Director of Italian School, Italian School Faculty
Antonio Vitti received his Ph.D. in Italian Studies from the University of Michigan (Ann Arbor). He is currently a Dana Fellow and Professor at Wake Forest University. His research has been primarily in the areas of Film Studies and Modern and Contemporary Italian Literature and Culture. His publications include articles on Pasolini, Scola, Wertmüller, De Santis, Rossellini, Amelio, Tornatore, Roversi, Montaldo, Rimanelli, Nanni Loy, and Nanni Moretti. He is the author of Giuseppe De Santis and Postwar Italian Cinema (1996), editor of Canadian Journal of Italian Studies. Special issue on Italian Cinema (1997), and co-editor of Amerigo (1999), an anthology of Italian American/Canadian writers. He is working on a book on Gianni Amelio.

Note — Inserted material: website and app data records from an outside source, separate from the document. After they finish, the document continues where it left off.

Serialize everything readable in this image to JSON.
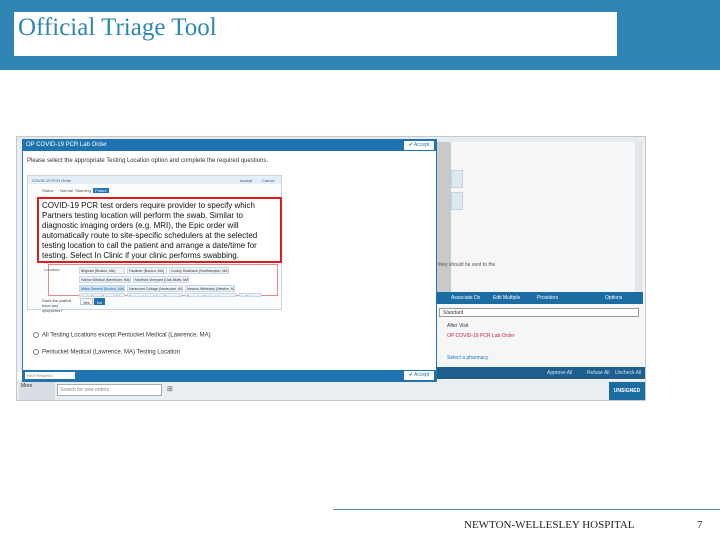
{
  "slide": {
    "title": "Official Triage Tool",
    "footer": "NEWTON-WELLESLEY HOSPITAL",
    "page_number": "7"
  },
  "dialog": {
    "title": "OP COVID-19 PCR Lab Order",
    "accept_label": "Accept",
    "instruction": "Please select the appropriate Testing Location option and complete the required questions.",
    "inner_header": "COVID-19 PCR Order",
    "inner_accept": "Accept",
    "inner_cancel": "Cancel",
    "status_label": "Status:",
    "tab_normal": "Normal",
    "tab_standing": "Standing",
    "tab_future": "Future",
    "notice_lines": [
      "COVID-19 PCR test orders require provider to specify which",
      "Partners testing location will perform the swab. Similar to",
      "diagnostic imaging orders (e.g. MRI), the Epic order will",
      "automatically route to site-specific schedulers at the selected",
      "testing location to call the patient and arrange a date/time for",
      "testing. Select In Clinic if your clinic performs swabbing."
    ],
    "location_label": "Location:",
    "locations": [
      "Brigham (Boston, MA)",
      "Faulkner (Boston, MA)",
      "Cooley Dickinson (Northampton, MA)",
      "Harbor Medical (Needham, MA)",
      "Martha's Vineyard (Oak Bluffs, MA)",
      "Mass General (Boston, MA)",
      "Nantucket Cottage (Nantucket, MA)",
      "Newton-Wellesley (Newton, MA)",
      "North Shore (Salem, MA)",
      "Partners Urgent Care (Danvers, MA)",
      "Pentucket Medical (Lawrence, MA)",
      "In Clinic"
    ],
    "question_label": "Does the patient have any symptoms?",
    "answer_yes": "Yes",
    "answer_no": "No",
    "radio_options": [
      "All Testing Locations except Pentucket Medical (Lawrence, MA)",
      "Pentucket Medical (Lawrence, MA) Testing Location"
    ],
    "next_required": "Next Required"
  },
  "background": {
    "toolbar": [
      "Associate Dx",
      "Edit Multiple",
      "Providers",
      "Options"
    ],
    "select_value": "Standard",
    "order_items": [
      "After Visit",
      "OP COVID-19 PCR Lab Order",
      "Select a pharmacy"
    ],
    "bottom_actions": [
      "Approve All",
      "Refuse All",
      "Uncheck All"
    ],
    "side_text": "they should be sent to the",
    "search_placeholder": "Search for new orders",
    "more_label": "More",
    "unsigned_orders": "UNSIGNED ORDERS"
  },
  "colors": {
    "header_blue": "#2f86b4",
    "dialog_blue": "#1e73b0",
    "highlight_red": "#e01a1a"
  }
}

▲ indicates offered in the current term
▹ indicates offered in the upcoming term[s]
ITAL 6575 - Contemporary Italian Cinema
This course is a survey of Italian cinema in the new millennium. It analyzes works by a number of different directors whose films are representative of sociopolitical trends in contemporary Italian culture. Students will learn how to do critical reading of visual texts, and will be provided with cinematic terminology and a recent bibliography and scholarship on the subject. Special attention is devoted to new Italian comedy, new authors, immigration, gender, and the phenomenon of neo-neorealism. Students will view and study ten films. The format includes lectures, screenings, and in-class discussions.
Annali d’Italianistica. Cinema Italiano Contemporaneo. Vol. 30, 2013. Edited by Antonio Vitti. ISSN 0741-7527
Lezioni di cinema e di regia, a cura di Antonio Vitti, Firenze: Societa’ Editrice Fiorentian, 2013. ISBn978-88-6032-256-2
Additional reading materials will be provided by the instructor.
Summer 2014 Language Schools
ITAL 6659 - The Cinema of Francesco Rosi
THIS IS A 3-WEEK COURSE DURING SESSION I
The aim of this course is to study Francesco Rosi's cinematography, which includes an impressive number of individually celebrated films, which occupy a unique place in postwar Italian and world cinema. His seventeen feature films are known for their extraordinarily consistent formal balance and their unflinching look at the historical events and cultural traditions that have shaped the Italian national character. They thus represent a body of work of inordinate importance for both the cultural history of Italy since the fall of Fascism and for a realist theory of cinematic representation.
Required texts:Antono Giulio Mancin e Sandro Zambetti, Francesco Rosi, Milano: Il Castoro, 1998.
Io lo chiamo cinematografo conversazioni con Giuseppe Tornatore, di Francesco Rosi, Milano: Mondadori, 2103.
ITAL 6714 - Cinematic World of Neorealism
The Cinematic World of Neorealism
This course provides an understanding of the history, philosophy, politics, artistic movements and civic renaissance of postwar Italian life. By discussing the most important films, essays, and controversies of the time, as well as the various styles of the major directors of this wonderful movement: Rossellini, Visconti, De Santis and De Sica, students will discover and learn about the fascinating cinematic changes that revolutionized the world of cinema.
André Bazin. Che cos'è il cinema? Garzanti, 1986.
Lino Micciché. Il neorealismo cinematografico italiano. Venezia: Marsilio, 1975.
Antonio Vitti. Peppe De Santis secondo se stesso. Conferenze, conversazioni e sogni nel cassetto di uno scomodo regista di campagna. Metauro, 2006.
Rossellini Roberto. Il mio metodo. Scritti e interviste. Venezia: Marsilio, 2006.
ITAL 6800 - Independent Study
Summer 2012, Summer 2013, Summer 2014 Language Schools
ITAL 6902 - Research Paper